The United States is seeing its fair share of illness this winter.
The country is in the midst of a particularly bad flu season, the worst outbreak of whooping cough since 1955, and an emerging outbreak of norovirus (a stomach bug that causes diarrhea and vomiting.)
Despite the seeming inundation of illness, experts say there is no connection between the three outbreaks, or any reason why all three would be happening now.
"As far as we know, they're completely coincidental and separate," said Dr. Andy Pavia, chief of the University of Utah's Division of Pediatric Infectious Diseases, and chair of the influenza advisory committee at the Infectious Disease Society of America.
It's not at all surprising we're seeing flu cases now, since the virus occurs around this time every year. But this season is looking like a serious one, with more people visiting the doctor for flu-like illness so far this season than at any point last season. The early start to this year's season, as well as the particular strains in circulation, may be reasons why more people are sick this year. [See What You Can Do About the Raging Flu.]
Cases of whooping cough, or pertussis, have been on the rise in recent years, and in 2012, the number of illnesses soared to more than 41,000 — more than any other year since 1955. The increase could be related to a change in the type of whooping cough vaccine used. In 1997, doctors switched to a more purified version of the vaccine. While this vaccine is thought to be safer than the one previously used, it may not protect against the disease for as long a period. Dr. Paul Offit, chief of the Division of Infectious Diseases at the Children's Hospital of Philadelphia, said because so many cases of whooping cough were seen in 2012, higher numbers of people have presumably developed immunity to the virus after being infected. Because of this, he would guess that the number of cases will start to go down this year.
The only connection between flu and whooping cough is that they are both vaccine-preventable diseases, Pavia said. Thus, as more people get vaccinated against them, and more perfect vaccines are developed, rates of these illnesses are expected to go down, he said.
Norovirus is unpredictable, and some years see worse outbreaks than others, Offit said. What's unusual about this year's outbreak is that it seems to be widespread, occurring in many communities rather than being confined to a particular area, Pavia said.
Pass it on: There is no connection between this year's outbreaks of flu, whooping cough and norovirus.
Copyright 2013 MyHealthNewsDaily, a TechMediaNetwork company. All rights reserved.
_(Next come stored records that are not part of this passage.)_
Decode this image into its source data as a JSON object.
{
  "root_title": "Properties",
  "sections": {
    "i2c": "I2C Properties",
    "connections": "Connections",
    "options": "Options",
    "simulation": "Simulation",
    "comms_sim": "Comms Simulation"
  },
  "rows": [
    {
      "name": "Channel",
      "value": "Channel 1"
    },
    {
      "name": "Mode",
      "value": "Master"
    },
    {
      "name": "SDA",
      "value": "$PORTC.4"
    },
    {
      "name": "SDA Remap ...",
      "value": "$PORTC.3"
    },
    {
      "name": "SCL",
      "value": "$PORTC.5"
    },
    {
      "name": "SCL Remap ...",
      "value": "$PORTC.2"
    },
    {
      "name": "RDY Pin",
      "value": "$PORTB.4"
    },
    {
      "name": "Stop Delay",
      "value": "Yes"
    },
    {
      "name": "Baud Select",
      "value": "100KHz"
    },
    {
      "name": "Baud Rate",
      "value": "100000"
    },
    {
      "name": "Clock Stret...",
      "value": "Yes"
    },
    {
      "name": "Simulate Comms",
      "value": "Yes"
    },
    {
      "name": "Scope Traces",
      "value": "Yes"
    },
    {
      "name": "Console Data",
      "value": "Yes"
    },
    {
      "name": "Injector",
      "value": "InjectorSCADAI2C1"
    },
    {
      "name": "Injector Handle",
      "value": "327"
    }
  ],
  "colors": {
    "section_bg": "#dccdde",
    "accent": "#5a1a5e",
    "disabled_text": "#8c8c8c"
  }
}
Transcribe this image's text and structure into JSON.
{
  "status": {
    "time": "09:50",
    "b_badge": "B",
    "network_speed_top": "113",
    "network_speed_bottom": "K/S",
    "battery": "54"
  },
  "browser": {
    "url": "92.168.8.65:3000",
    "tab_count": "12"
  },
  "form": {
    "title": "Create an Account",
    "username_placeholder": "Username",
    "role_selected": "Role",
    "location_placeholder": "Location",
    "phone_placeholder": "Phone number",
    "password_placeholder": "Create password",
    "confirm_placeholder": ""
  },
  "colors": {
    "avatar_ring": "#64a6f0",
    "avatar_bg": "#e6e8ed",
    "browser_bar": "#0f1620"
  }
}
This material may not be published, broadcast, rewritten or redistributed.
While several crucial matchups are scheduled for this weekend, including the game between the New Orleans Saints and Los Angeles Rams in Los Angeles, the weather should not interfere with many of the games.
A change in the weather pattern will result in downpours returning to Sri Lanka and parts of southern India next week.
There is good news for people with travel or outdoor plans the next couple of weeks as much of the nation will be free from the effects of major storms.
The final week of the regular college football season is here with plenty of rivalry bragging rights and playoff bids at stake.
A U.S. Navy transport plane crashed in the Philippine Sea on Wednesday on its way to the USS Ronald Reagan aircraft carrier.
As millions of Thanksgiving travelers head home this weekend, a majority of the United States will be free of weather-related disruptions with only a few trouble spots.
A plume of ash and smoke rose from Mount Agung on Tuesday just weeks after the Indonesian island of Bali was evacuated due to fears of an eruption.
Populations in the United States and around the globe are relocating due to climate impacts. Scientists project that millions will be forced to migrate due to sea level rise by 2100.